Nancy and Tom Swart and family


Peacewalkers coming to Saugerties

The Coalition Against the Pilgrim Pipelines has mounted a campaign of opposition that is now over 3 years old. We have documented the threat that these pipelines would pose to our drinking water and fragile environment, and the absolute lack of need of our communities for their existence. Now, this campaign has been joined by a powerful moral ally.

Internationally renowned environmental and human rights activist Jun Yasuda, Buddhist nun in residence at the Grafton NY Peace Pagoda, will embark upon a 170 mile, 13 day walk to protest the threat to drinking water and environment posed by the proposed Pilgrim oil pipelines. Jun-San, as she is affectionately called, has walked across the United States eight times on behalf of environmental and social justice. On this Peace Walk, she will be joined by local dignitaries, activists and concerned citizens from a broad array of cultural and spiritual backgrounds, including members of the Lanape-Ramapough Lenape, Lakota and Mohican nations.

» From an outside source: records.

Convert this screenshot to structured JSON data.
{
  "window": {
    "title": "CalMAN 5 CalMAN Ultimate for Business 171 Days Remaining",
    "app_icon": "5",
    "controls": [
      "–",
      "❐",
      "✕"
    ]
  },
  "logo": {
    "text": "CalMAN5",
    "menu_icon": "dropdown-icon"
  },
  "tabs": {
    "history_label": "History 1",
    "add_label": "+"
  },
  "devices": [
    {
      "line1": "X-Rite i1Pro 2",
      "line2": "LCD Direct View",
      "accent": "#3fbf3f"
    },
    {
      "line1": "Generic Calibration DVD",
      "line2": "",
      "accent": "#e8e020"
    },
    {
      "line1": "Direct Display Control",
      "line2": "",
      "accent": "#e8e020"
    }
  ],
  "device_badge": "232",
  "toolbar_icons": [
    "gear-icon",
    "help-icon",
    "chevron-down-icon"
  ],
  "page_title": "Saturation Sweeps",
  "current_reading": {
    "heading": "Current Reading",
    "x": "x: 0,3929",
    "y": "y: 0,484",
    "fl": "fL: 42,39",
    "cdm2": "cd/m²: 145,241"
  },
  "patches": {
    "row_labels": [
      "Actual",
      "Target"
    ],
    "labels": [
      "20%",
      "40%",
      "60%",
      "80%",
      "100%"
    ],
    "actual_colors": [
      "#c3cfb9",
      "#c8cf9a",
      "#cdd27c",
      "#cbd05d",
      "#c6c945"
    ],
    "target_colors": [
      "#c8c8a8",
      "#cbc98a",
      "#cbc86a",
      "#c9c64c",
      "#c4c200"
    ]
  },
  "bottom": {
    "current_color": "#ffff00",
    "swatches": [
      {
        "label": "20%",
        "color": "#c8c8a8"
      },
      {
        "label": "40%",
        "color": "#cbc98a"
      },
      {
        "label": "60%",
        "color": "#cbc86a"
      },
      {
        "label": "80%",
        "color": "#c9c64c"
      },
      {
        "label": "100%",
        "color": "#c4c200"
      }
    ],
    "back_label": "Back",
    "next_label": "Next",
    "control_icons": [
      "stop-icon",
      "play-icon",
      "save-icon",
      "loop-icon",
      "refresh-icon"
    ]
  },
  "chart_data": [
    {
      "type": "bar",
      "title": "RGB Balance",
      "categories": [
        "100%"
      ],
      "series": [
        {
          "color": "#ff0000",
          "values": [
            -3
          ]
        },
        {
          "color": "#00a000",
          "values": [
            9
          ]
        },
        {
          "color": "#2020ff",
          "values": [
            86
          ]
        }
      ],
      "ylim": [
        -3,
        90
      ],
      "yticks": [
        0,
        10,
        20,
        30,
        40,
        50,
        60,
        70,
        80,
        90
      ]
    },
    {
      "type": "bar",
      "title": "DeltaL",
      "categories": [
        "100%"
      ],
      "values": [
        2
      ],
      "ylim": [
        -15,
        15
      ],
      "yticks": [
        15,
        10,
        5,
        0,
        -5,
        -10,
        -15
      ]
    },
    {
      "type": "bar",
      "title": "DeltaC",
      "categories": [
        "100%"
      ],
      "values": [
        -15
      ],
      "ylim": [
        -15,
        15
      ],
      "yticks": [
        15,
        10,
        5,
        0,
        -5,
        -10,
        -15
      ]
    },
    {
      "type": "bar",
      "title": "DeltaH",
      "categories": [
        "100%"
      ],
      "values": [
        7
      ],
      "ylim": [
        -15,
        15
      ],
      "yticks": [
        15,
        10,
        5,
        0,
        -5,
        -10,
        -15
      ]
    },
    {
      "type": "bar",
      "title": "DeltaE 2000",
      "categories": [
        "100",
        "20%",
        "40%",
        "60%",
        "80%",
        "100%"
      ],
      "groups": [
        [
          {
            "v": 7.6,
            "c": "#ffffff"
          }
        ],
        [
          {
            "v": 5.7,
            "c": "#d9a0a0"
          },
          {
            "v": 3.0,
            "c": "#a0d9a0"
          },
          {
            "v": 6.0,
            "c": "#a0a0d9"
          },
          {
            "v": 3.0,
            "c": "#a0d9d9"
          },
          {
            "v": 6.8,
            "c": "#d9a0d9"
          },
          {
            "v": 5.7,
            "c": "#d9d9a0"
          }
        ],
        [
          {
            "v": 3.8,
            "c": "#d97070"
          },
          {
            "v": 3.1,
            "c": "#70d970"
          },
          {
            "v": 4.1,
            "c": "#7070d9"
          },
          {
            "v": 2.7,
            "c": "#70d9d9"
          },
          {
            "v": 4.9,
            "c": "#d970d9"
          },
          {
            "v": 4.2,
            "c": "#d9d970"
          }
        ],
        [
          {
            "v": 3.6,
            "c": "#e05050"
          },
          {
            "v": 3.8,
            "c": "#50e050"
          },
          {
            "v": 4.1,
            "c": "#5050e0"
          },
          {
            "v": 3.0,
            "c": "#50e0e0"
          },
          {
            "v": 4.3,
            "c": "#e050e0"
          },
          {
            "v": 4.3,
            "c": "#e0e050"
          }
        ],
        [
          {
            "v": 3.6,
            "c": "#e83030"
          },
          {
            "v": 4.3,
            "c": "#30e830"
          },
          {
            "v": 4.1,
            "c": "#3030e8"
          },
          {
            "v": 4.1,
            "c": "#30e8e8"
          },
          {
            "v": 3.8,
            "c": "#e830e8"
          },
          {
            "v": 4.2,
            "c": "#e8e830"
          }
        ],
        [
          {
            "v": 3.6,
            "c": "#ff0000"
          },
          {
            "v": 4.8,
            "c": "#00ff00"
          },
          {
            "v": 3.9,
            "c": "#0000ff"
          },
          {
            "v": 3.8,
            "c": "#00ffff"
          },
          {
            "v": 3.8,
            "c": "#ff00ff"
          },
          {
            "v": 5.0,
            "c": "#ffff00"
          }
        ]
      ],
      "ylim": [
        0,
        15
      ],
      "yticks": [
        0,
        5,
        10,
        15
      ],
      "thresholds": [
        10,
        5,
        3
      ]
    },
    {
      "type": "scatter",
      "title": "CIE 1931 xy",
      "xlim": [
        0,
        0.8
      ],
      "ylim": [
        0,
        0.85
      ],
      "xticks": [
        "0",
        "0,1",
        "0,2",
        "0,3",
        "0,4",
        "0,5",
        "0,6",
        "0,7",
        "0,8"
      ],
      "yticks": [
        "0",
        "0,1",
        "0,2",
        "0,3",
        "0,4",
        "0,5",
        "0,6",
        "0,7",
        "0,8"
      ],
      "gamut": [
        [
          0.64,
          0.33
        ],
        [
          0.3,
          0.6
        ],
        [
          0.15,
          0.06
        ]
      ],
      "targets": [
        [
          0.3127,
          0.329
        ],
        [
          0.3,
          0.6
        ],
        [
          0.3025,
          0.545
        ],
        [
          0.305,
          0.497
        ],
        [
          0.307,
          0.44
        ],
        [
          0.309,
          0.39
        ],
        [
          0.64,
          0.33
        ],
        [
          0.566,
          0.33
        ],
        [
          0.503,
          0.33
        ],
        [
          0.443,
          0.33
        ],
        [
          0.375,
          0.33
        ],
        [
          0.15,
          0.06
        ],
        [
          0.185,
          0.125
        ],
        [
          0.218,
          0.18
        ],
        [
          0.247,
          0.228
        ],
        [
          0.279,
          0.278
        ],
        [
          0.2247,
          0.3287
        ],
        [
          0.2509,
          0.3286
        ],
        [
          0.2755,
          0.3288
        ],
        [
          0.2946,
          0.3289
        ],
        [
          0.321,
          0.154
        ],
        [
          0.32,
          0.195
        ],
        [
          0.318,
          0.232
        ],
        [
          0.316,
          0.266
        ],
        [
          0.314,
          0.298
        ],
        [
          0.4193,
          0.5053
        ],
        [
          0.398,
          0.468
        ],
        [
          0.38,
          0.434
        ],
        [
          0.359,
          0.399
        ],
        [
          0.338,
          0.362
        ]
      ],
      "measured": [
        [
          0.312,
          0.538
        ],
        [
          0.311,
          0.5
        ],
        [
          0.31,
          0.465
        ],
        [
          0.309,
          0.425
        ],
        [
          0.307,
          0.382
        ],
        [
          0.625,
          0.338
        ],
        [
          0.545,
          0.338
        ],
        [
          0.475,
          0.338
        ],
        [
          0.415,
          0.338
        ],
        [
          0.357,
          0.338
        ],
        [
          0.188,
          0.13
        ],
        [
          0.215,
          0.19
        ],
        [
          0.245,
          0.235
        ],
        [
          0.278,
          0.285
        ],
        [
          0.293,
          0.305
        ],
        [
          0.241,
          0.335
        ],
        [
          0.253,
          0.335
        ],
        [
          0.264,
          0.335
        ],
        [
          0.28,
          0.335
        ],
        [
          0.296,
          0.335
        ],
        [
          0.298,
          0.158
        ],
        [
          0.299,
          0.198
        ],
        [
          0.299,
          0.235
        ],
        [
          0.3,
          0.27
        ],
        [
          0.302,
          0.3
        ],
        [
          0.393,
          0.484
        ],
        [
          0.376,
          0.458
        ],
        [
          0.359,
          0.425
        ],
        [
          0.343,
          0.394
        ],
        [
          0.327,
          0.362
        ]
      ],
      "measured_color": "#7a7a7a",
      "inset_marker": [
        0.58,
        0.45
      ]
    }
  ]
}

The walk will commence on July 22 and will traverse communities that would be directly affected, from the Split Rock Sweetwater Prayer Camp of the Ramapough Lenape in Mahwah, NJ to Albany, NY, including Saugerties. The group of Peace Walkers is scheduled to arrive at the Saugerties Trinity Episcopal Church on Saturday, July 29.  Local citizens wishing to join them on the walk can contact George Cho (646-784-7616) write or go to If you cannot join the walk but still wish to show your support, you are welcome to bring a dish to share and attend the potluck dinner at the Trinity Church at 6 pm pm July 29. For that, please  contact Amy Fradon (914-388 0236).

William Barr